History of the Banana Seat Bike
Bicycling has been a beloved American past time since the late 1800s. Styles of bicycles have evolved over time to best suit the needs and comfort of their riders. Here are some facts regarding the banana seat bikes including how the seats were invented and their impact on the sport of bicycling today.
The First Bicycles
The very first bicycle was invented in 1817 by Baron von Drais. This bicycle was was similar in body to what we know today; however, it was missing a key element: no pedals. The bicycle seat itself was made of wood and not built for long term comfort. It wouldn’t be until 1885 when an Englishman named John Kemp Starley created a comfortable “saddle”-shaped seat.
The Advent of the Banana Seat
Bikes with the banana seat, as it came to be known, were first produced in 1963 by the Schwinn company.

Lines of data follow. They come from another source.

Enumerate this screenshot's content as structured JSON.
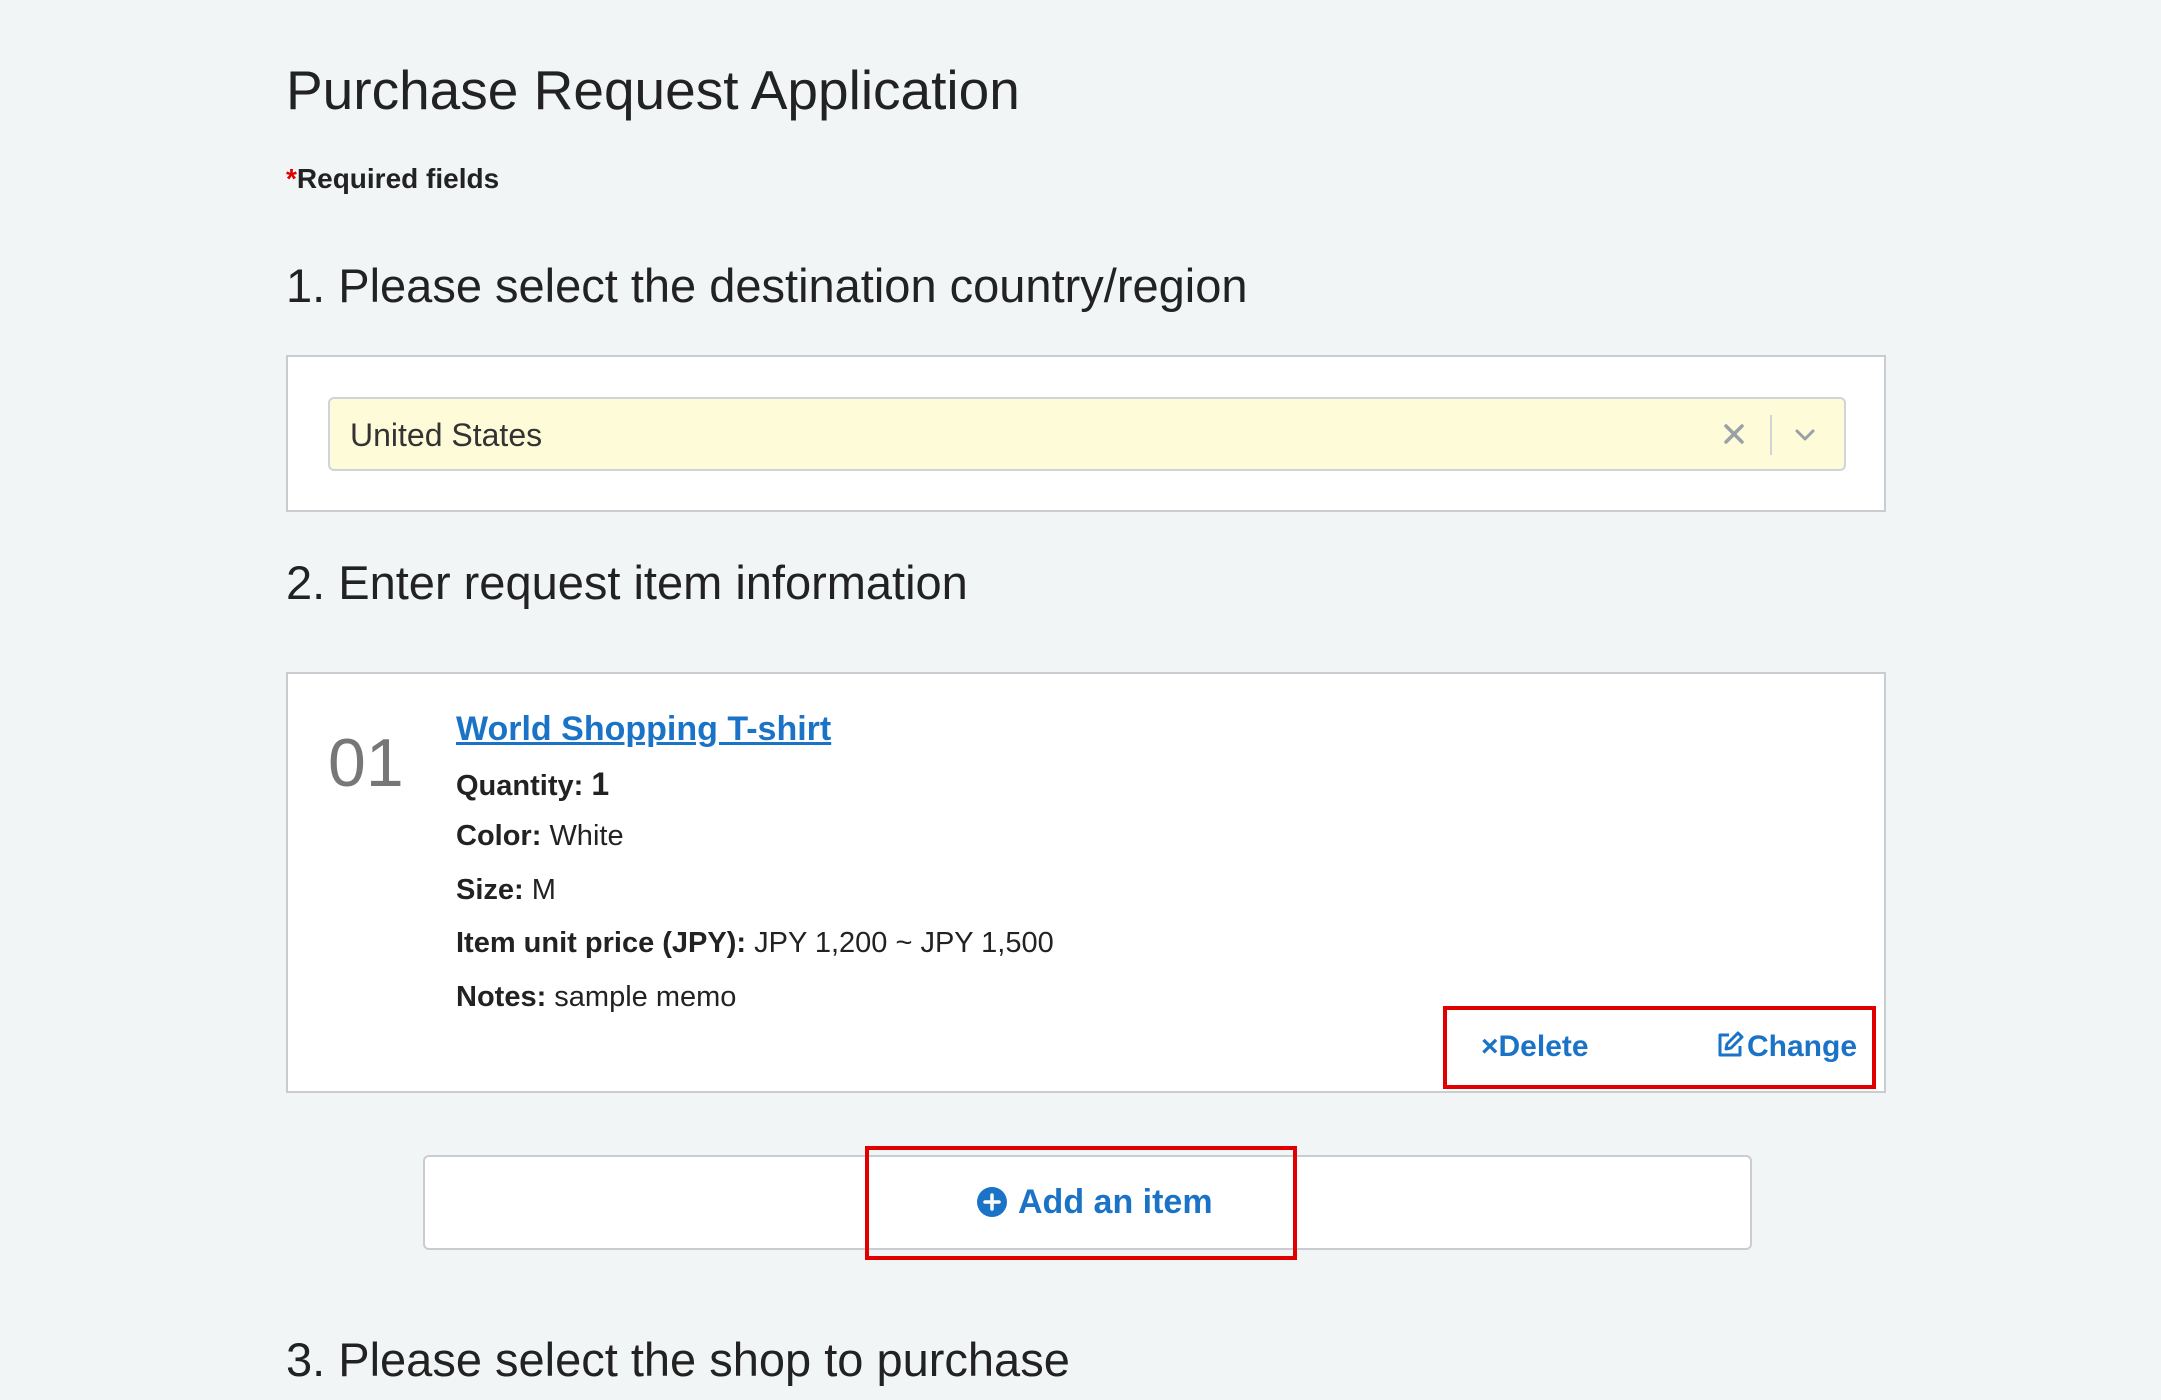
{
  "page": {
    "title": "Purchase Request Application",
    "required_asterisk": "*",
    "required_note": "Required fields"
  },
  "sections": {
    "destination_heading": "1. Please select the destination country/region",
    "items_heading": "2. Enter request item information",
    "shop_heading": "3. Please select the shop to purchase"
  },
  "country_select": {
    "selected_value": "United States",
    "clear_icon": "close-x-icon",
    "dropdown_icon": "chevron-down-icon",
    "background_color": "#fefbd8"
  },
  "items": [
    {
      "number": "01",
      "name": "World Shopping T-shirt",
      "quantity_label": "Quantity:",
      "quantity_value": "1",
      "color_label": "Color:",
      "color_value": "White",
      "size_label": "Size:",
      "size_value": "M",
      "price_label": "Item unit price (JPY):",
      "price_value": "JPY 1,200 ~ JPY 1,500",
      "notes_label": "Notes:",
      "notes_value": "sample memo",
      "delete_label": "×Delete",
      "change_label": "Change"
    }
  ],
  "add_item": {
    "label": "Add an item",
    "icon": "plus-circle-icon"
  },
  "colors": {
    "link_blue": "#1a73c7",
    "highlight_red": "#e00000",
    "page_background": "#f1f5f5"
  }
}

The Schwinn “Sting Ray” had the banana seat and high-rise handlebars giving it the look of a “chopper” motorcycle and was an instant hit for the company. The long, padded seat meant a more comfortable ride, and it could accommodate more than one rider.
The Fall in Popularity of the Banana Seat
Banana seat bikes remained the top seller for companies such as Schwinn, Huffy and Sears through the 1960s and well into the 1970s. In the late 1970s, bicycle enthusiasts in California began to modify bike models for off-road use and trick performance. This lead to the rise of BMX and mountain biking where smaller, lighter bike frames, wheels and seats were necessary for an optimum ride.
The Resurrection of the Banana Seat Bike
Banana seat bikes are enjoying a resurgence in popularity from baby boomers looking to recapture their youth and collectors of vintage products. A look at an online auction site such as eBay verifies a rising trend and, along with it, rising profits. A vintage banana seat bicycle in good condition can bring hundreds of dollars at auction.
If you are looking for a banana seat bike from the 1960s or 1970s the best place to start is by doing some research before you buy. Take a look at online auction sites and forums to learn pricing and restoration information. When it comes time to buy, look around at neighborhood garage sales and flea markets first. It could save you money in shipping fees alone.